So why am I writing about this? The Cuyahoga County sin tax was scheduled to expire in 2015, so a 20-year extension of this tax was put to the County’s electorate at the May 2014 primary election. A group opposed to the extension of the sin tax, which called itself the Coalition Against the Sin Tax (“CAST”), urged the voters to reject the sin tax extension. CAST also prepared a petition that would have put on the November 2014 general election ballot an initiative for the City’s adoption of a $3.25 “facility fee” on each ticket sold to events at Browns Stadium, Progressive Field (the home of the Cleveland Indians), and Quicken Loans Arena (the home of the Cleveland Cavaliers). CAST argued that this facility fee would raise the same revenue as the sin tax but that it would be more just than the sin tax, because it would place the burden for paying debt service charges and other costs of improving and maintaining these three stadiums on the people that choose to attend games.
CAST was greatly outspent by Keep Cleveland Strong, the group financed by the Greater Cleveland business community and the Browns, Cavaliers, and Indians to support the extension of the County’s sin tax. This David-versus-Goliath story ended as they all do – with Goliath winning (with the one famous exception, of course). The sin tax extension passed easily.
But what if CAST, whose argument had some facial appeal, had prevailed and the City imposed the facility fee to replace the funding no longer available from the defeated and expired sin tax? Leaving aside the issues raised by the use of the politically expedient label of “facility fee,” rather than “facility tax,” the facility fee would have applied only to Browns Stadium, Progressive Field, and Quicken Loans Arena and not any other large entertainment venues in Cleveland (of which there are several). Unlike the County’s broadly applicable sin tax, the limited scope of the facility fee would have precluded its treatment as a generally applicable tax, as illustrated by Treas. Reg. § 1.141-4(g), example 11. This example in the Treasury regulations provides that a ticket tax is not a generally applicable tax where it applies only to events held at a bond-financed stadium owned by a governmental unit and does not extend to events held at a number of other large entertainment facilities, some of which are not bond-financed, within the governmental unit’s jurisdiction.

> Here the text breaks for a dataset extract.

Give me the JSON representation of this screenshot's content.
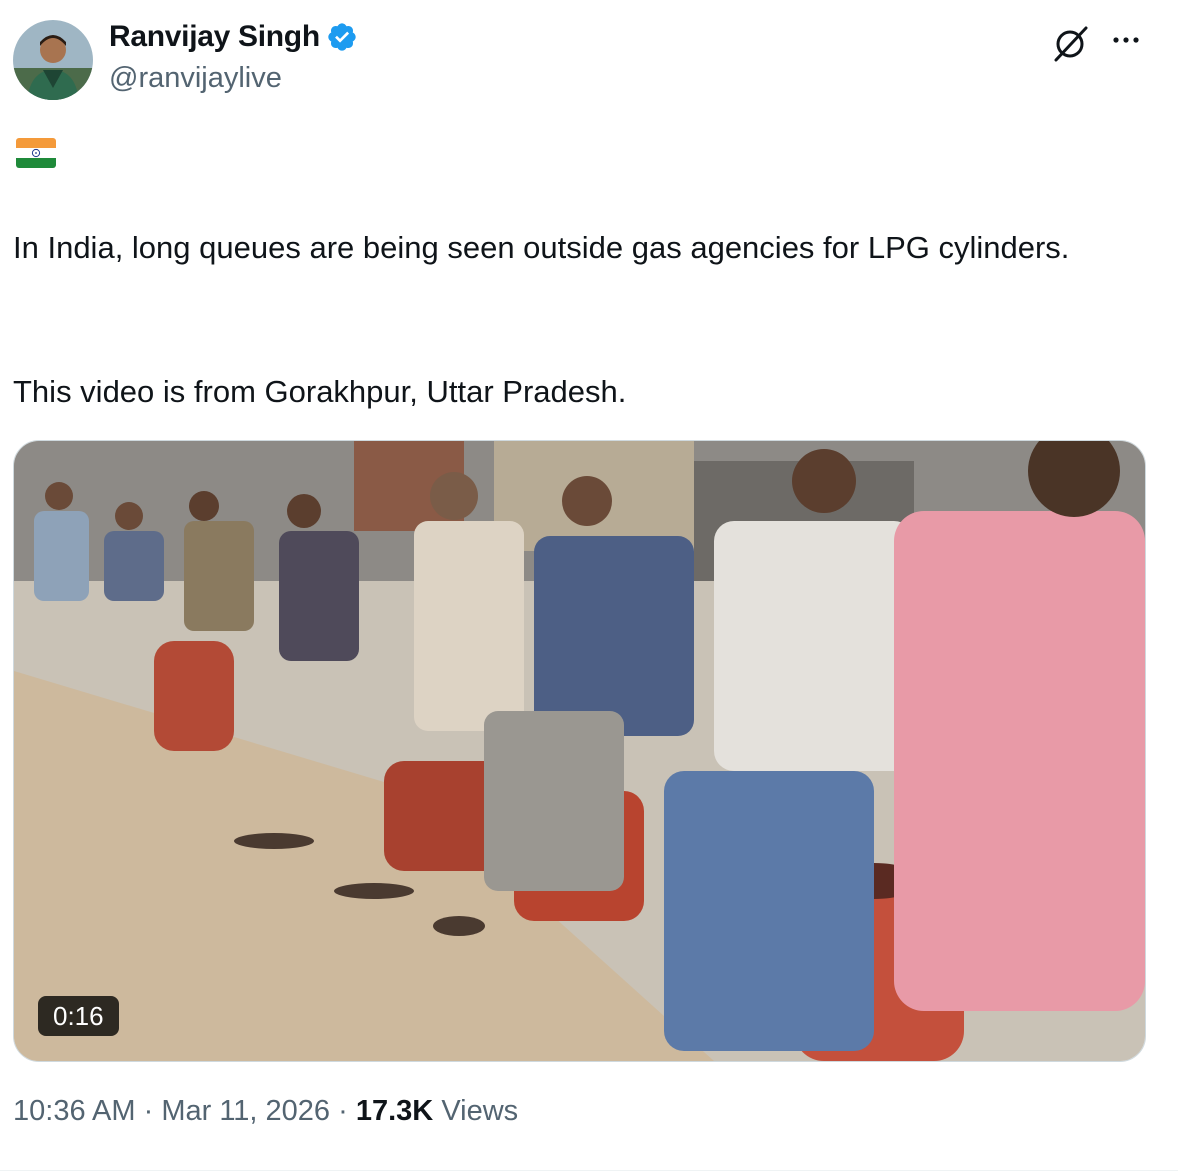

The replacement of the County’s sin tax with the City’s facility fee would have resulted in the City’s receipt of private payments that would have paid debt service on or secured more than 10% of the proceeds of the Stadium bonds. In other words, the more than $100,000,000 of outstanding tax-exempt Stadium bonds would have become taxable, and debt to finance future improvements of the Stadium could not have been issued on a tax-exempt basis. Ironically, rather than isolating the cost of Browns Stadium to those who attend games there, the facility fee would have cost all those who live and work in Cleveland millions. Not even Johnny Manziel himself, in the glory days of his Heisman Trophy season, could have salvaged such a busted play.